3. The secondary is still of primary concern.
Other than QB Dan Persa’s Achilles’ heel, Northwestern’s greatest weakness in 2011 was the troubling play of the defensive secondary. On Saturday, the secondary once again threatened to derail the Wildcats.
Syracuse QB Ryan Nassib put on a passing clinic at the Carrier Dome, throwing for a school-record 470 yards and scoring four touchdowns through the air while the Northwestern secondary looked overmatched, outplayed and at times desperate to stop the onslaught of deep passes that nearly cost NU the game.
While the season is still young, if the secondary cannot get its act together, the fearsome Big Ten quarterbacks that Northwestern will face down the road like Michigan’s Denard Robinson, Nebraska’s Taylor Martinez and Illinois’ Nathan Scheelhaase will have a field day at the Wildcats’ expense.
4. Northwestern needs to turn up the pressure.
One of the reasons Nassib was able to pass for as many yards as he did was the lack of consistent pressure put on him by the Northwestern defense. The Wildcats only sacked Nassib once and consistently gave his wide receivers ample opportunity to stretch the NU defense. Because of the lack of secondary depth, Northwestern’s linemen and linebackers will have to compensate by getting to the opposing QB early and often. If they don’t, it’s going to be a long season for the Wildcat faithful.
Northwestern opens its home schedule this Saturday, Sept. 8 against the Vanderbilt Commodores at 7 p.m. Central Standard Time.
Like NU, Vanderbilt is no longer the doormat, brainiac team in an elite conference, as the Commodores gave their SEC counterpart, No. 9 South Carolina Gamecocks, a scare on Thursday.

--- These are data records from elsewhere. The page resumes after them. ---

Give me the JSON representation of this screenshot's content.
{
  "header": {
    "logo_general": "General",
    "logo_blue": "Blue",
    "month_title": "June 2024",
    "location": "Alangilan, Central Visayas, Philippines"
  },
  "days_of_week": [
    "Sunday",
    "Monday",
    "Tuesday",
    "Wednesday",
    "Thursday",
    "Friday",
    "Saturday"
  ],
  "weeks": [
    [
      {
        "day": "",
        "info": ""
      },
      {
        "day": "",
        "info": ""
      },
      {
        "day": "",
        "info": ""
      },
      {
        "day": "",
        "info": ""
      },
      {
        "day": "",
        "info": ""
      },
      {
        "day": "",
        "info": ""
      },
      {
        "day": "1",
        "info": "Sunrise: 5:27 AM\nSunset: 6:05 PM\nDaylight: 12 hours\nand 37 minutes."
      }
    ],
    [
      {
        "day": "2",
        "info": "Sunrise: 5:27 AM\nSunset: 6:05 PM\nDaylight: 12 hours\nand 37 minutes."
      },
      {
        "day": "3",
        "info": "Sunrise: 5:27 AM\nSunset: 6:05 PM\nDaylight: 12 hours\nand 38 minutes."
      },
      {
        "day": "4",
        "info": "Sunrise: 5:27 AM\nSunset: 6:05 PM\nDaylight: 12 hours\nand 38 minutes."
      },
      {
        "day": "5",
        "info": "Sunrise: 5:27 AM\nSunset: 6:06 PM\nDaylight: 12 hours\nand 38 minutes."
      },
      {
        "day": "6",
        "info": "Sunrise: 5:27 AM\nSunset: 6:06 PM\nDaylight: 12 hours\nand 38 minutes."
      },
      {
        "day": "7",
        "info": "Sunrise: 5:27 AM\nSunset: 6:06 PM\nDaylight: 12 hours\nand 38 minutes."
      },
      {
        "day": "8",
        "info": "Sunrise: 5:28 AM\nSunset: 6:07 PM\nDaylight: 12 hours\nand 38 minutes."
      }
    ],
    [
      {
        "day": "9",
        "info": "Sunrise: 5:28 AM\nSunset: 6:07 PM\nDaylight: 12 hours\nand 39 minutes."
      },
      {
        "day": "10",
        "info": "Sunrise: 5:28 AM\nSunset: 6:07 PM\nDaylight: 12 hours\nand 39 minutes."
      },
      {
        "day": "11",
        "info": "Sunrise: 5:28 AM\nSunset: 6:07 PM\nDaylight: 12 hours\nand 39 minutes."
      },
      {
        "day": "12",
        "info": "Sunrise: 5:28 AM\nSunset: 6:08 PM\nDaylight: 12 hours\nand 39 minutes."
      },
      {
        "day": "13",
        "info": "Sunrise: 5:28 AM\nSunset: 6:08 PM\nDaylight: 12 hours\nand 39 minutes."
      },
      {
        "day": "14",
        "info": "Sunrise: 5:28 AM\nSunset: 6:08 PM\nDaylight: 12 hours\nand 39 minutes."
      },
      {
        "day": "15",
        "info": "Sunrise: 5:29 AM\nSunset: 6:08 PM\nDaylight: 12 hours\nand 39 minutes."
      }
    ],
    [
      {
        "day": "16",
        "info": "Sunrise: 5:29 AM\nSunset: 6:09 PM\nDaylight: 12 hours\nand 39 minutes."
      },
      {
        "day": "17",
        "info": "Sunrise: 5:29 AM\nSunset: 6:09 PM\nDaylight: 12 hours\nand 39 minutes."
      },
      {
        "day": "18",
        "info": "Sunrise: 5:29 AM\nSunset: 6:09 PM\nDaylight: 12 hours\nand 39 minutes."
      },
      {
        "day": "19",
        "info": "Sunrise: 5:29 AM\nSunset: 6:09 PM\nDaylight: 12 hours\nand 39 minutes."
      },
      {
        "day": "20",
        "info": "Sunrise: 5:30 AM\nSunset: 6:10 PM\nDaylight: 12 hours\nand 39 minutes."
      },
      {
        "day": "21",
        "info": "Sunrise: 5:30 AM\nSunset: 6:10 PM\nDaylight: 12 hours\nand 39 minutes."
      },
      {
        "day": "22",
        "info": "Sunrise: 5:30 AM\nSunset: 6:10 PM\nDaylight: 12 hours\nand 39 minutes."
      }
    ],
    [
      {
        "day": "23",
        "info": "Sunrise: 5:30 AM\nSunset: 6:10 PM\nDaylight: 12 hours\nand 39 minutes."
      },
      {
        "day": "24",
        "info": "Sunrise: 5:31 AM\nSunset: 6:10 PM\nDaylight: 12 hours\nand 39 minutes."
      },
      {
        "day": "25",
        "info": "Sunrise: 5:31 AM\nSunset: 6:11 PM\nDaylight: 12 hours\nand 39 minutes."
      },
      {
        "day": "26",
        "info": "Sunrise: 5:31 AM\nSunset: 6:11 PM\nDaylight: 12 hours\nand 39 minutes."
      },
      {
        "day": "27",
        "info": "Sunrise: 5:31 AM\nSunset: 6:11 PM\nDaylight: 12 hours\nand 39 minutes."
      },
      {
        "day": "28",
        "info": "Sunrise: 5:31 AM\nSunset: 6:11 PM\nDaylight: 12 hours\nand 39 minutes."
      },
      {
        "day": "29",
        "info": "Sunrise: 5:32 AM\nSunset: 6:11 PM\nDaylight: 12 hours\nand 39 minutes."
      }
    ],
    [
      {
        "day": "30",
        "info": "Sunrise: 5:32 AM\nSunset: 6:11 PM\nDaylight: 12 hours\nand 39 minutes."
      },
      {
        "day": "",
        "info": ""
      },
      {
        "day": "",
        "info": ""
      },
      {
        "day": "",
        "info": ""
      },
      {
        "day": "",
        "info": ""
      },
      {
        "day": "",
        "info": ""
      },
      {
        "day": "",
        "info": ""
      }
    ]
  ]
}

They lost 17-13, due in part to a missed pass interference call on the Gamecocks.
It’s hard to predict how this game will pan out, especially with the uncertain status of Colter, but one thing is for sure: It’ll be a lot more entertaining than it would have been 10 years ago.